WHAT TO DO
Show, from the entries below, every line in which "title" appears.

----- DATA EXCERPTS -----

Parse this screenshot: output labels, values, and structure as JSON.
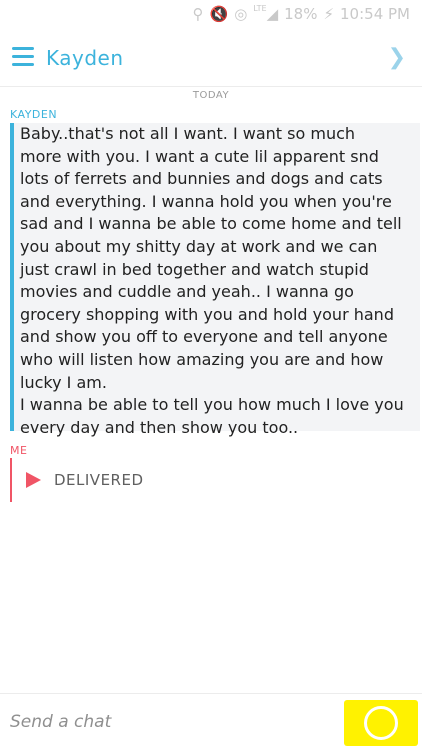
{
  "status_bar": {
    "battery": "18%",
    "time": "10:54 PM",
    "network": "LTE",
    "icons": [
      "location-icon",
      "mute-icon",
      "wifi-icon",
      "signal-icon",
      "battery-charging-icon"
    ]
  },
  "header": {
    "contact_name": "Kayden",
    "menu_icon": "hamburger-menu-icon",
    "next_icon": "chevron-right-icon"
  },
  "chat": {
    "date_label": "TODAY",
    "messages": [
      {
        "sender": "KAYDEN",
        "text": "Baby..that's not all I want. I want so much\nmore with you. I want a cute lil apparent snd\nlots of ferrets and bunnies and dogs and cats\nand everything. I wanna hold you when you're\nsad and I wanna be able to come home and tell\nyou about my shitty day at work and we can\njust crawl in bed together and watch stupid\nmovies and cuddle and yeah.. I wanna go\ngrocery shopping with you and hold your hand\nand show you off to everyone and tell anyone\nwho will listen how amazing you are and how\nlucky I am.\nI wanna be able to tell you how much I love you\nevery day and then show you too..",
        "accent": "#3cb3dc"
      },
      {
        "sender": "ME",
        "status": "DELIVERED",
        "accent": "#f05566"
      }
    ]
  },
  "input": {
    "placeholder": "Send a chat",
    "value": ""
  },
  "colors": {
    "brand_blue": "#3cb3dc",
    "me_red": "#f05566",
    "capture_yellow": "#fff200"
  }
}
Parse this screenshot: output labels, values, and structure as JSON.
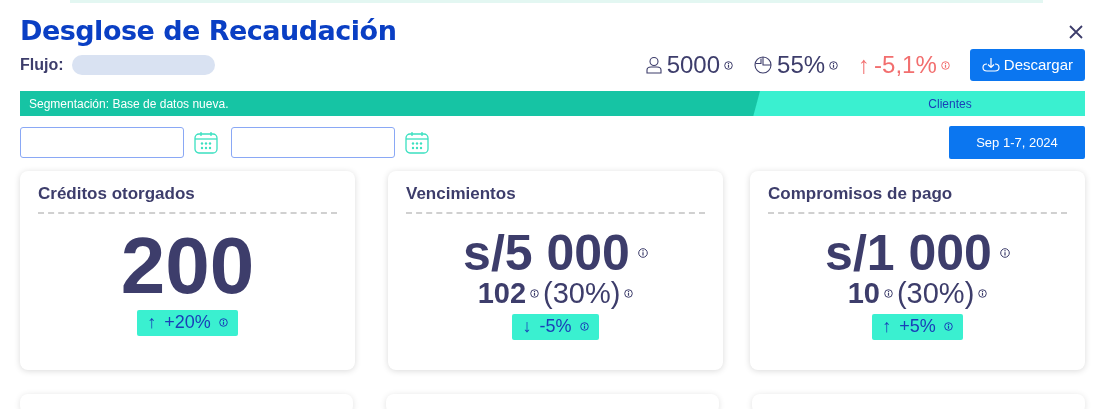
{
  "title": "Desglose de Recaudación",
  "flow": {
    "label": "Flujo:"
  },
  "stats": [
    {
      "kind": "users",
      "value": "5000"
    },
    {
      "kind": "share",
      "value": "55%"
    },
    {
      "kind": "change",
      "value": "-5,1%",
      "arrow": "↑"
    }
  ],
  "download_button": "Descargar",
  "segment_bar": {
    "label": "Segmentación: Base de datos nueva.",
    "tag": "Clientes"
  },
  "date_range_button": "Sep 1-7, 2024",
  "cards": [
    {
      "title": "Créditos otorgados",
      "kind": "count",
      "value": "200",
      "trend": {
        "arrow": "↑",
        "text": "+20%"
      }
    },
    {
      "title": "Vencimientos",
      "kind": "amount",
      "value": "s/5 000",
      "count": "102",
      "share": "(30%)",
      "trend": {
        "arrow": "↓",
        "text": "-5%"
      }
    },
    {
      "title": "Compromisos de pago",
      "kind": "amount",
      "value": "s/1 000",
      "count": "10",
      "share": "(30%)",
      "trend": {
        "arrow": "↑",
        "text": "+5%"
      }
    }
  ]
}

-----

WRITTEN RESPONSE
  "title": "Desglose de Recaudación",
      "title": "Créditos otorgados",
      "title": "Vencimientos",
      "title": "Compromisos de pago",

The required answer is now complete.